Tacit agreement among political leaders was crucial to prevent the campaign teams from abusing political identity issues. Prior to and during the PE2024 campaign, Ganjar asked his campaign team not to resort to hoaxes or political identity issues because it would damage democracy, arguing "democracy should be fun". Media magnate and chair of the National Democrat (NasDem) Party Surya Paloh even quipped that Indonesia should skip the election if it resulted in a divided nation. This agreement prevented the three campaign teams, including their social media buzzers and influencers, from abusing identity politics.
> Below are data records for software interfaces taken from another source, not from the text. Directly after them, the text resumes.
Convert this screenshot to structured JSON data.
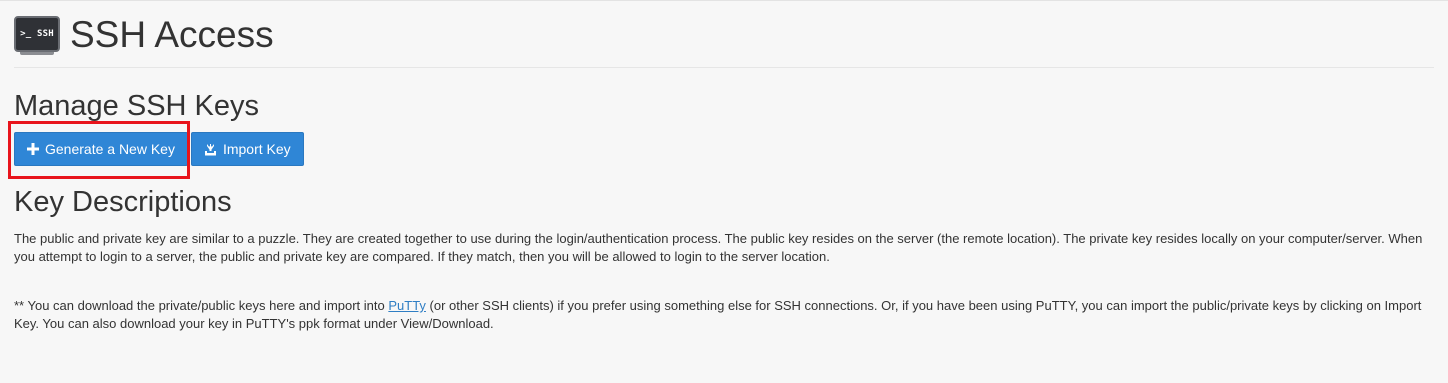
{
  "header": {
    "icon_text": ">_ SSH",
    "icon_name": "ssh-terminal-icon",
    "title": "SSH Access"
  },
  "manage": {
    "heading": "Manage SSH Keys",
    "generate_button": {
      "icon": "plus-icon",
      "label": "Generate a New Key"
    },
    "import_button": {
      "icon": "import-icon",
      "label": "Import Key"
    }
  },
  "descriptions": {
    "heading": "Key Descriptions",
    "paragraph": "The public and private key are similar to a puzzle. They are created together to use during the login/authentication process. The public key resides on the server (the remote location). The private key resides locally on your computer/server. When you attempt to login to a server, the public and private key are compared. If they match, then you will be allowed to login to the server location.",
    "note_before_link": "** You can download the private/public keys here and import into ",
    "note_link": "PuTTy",
    "note_after_link": " (or other SSH clients) if you prefer using something else for SSH connections. Or, if you have been using PuTTY, you can import the public/private keys by clicking on Import Key. You can also download your key in PuTTY's ppk format under View/Download."
  },
  "colors": {
    "button_primary": "#2f86d6",
    "highlight": "#e8141c",
    "link": "#2f7ec4"
  }
}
In addition, the manipulation of political identity issues was not effective because many youngsters from the Millennial generation (born between 1980 and 1996) and Gen Z cohort (born between 1997 and 2012), who made up about 56 per cent of Indonesia's voters, are literate social media users and digital natives (in the latter group's case). The COVID-19 pandemic sharpened their social media literacy. Shafiq Pontoh, a social media practitioner, argues that the pandemic restrained people, including Indonesia's Millennials and Gen Z, from making personal (in-person) social interactions, resulting in their extensive use of the internet, including social media. People, especially youth, were forced to use technology for work or social interactions, which made them accustomed to checking and re-checking information presented online. This habit might have prevented them from being the victims of hoaxes or other black campaigns during PE2024.

The last factor is that all three pairs of candidates had an Islamic identity or strong Islamic credentials, making religious identity a less effective tool for attacking any candidate. For example, many activists of the Nadhlatul Ulama (NU), Indonesia's biggest Muslim organisation, served as campaign team members for each candidate pair. This meant their supporters could not use their NU identity to alienate other NU elements while campaigning. Prabowo and Muhaimin, for instance, each had influence among different supporting factions.
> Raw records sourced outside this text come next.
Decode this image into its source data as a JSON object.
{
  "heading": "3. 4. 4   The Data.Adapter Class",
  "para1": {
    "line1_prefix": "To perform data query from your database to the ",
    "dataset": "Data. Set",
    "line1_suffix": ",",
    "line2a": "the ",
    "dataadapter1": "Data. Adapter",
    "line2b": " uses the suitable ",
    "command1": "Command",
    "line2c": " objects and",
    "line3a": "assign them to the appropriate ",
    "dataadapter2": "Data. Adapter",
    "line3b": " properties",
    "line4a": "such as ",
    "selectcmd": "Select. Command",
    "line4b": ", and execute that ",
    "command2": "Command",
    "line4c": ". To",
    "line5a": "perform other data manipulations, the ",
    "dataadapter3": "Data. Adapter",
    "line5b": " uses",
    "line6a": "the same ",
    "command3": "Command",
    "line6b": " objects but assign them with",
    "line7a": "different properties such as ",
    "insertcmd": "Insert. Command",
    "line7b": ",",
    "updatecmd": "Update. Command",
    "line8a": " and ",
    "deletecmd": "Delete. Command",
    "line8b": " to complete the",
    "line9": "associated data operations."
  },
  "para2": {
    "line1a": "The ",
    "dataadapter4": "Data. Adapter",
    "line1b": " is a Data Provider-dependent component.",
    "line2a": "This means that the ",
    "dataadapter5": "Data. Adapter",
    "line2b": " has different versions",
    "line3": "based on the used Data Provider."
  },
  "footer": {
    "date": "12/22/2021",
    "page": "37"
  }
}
Nonetheless, the three campaign teams still used identity politics but not as heavily as in the two previous PEs. Instead, they used it to boost their candidates' Islamic credentials. One clear example was how two of the candidates – Anies and Ganjar – performed the minor haj pilgrimage before their election campaigns or how Prabowo publicly prayed in mosques and visited key religious leaders during campaigning.

All three campaign teams used strategies to alienate potential supporters from their preferred candidates, including highlighting the eventual winner's alleged past human rights abuses and criticisms of the other two candidates' performances as governors. However, in PE2024, the exploitation of identity politics was not a major feature.

[A'an Suryana is a Visiting Fellow at ISEAS – Yusof Ishak Institute and is a lecturer at the Faculty of Social Sciences, Universitas Islam Internasional Indonesia.]

Source: https://fulcrum.sg/why-identity-polarisation-mattered-less-in-indonesias-2024-presidential-election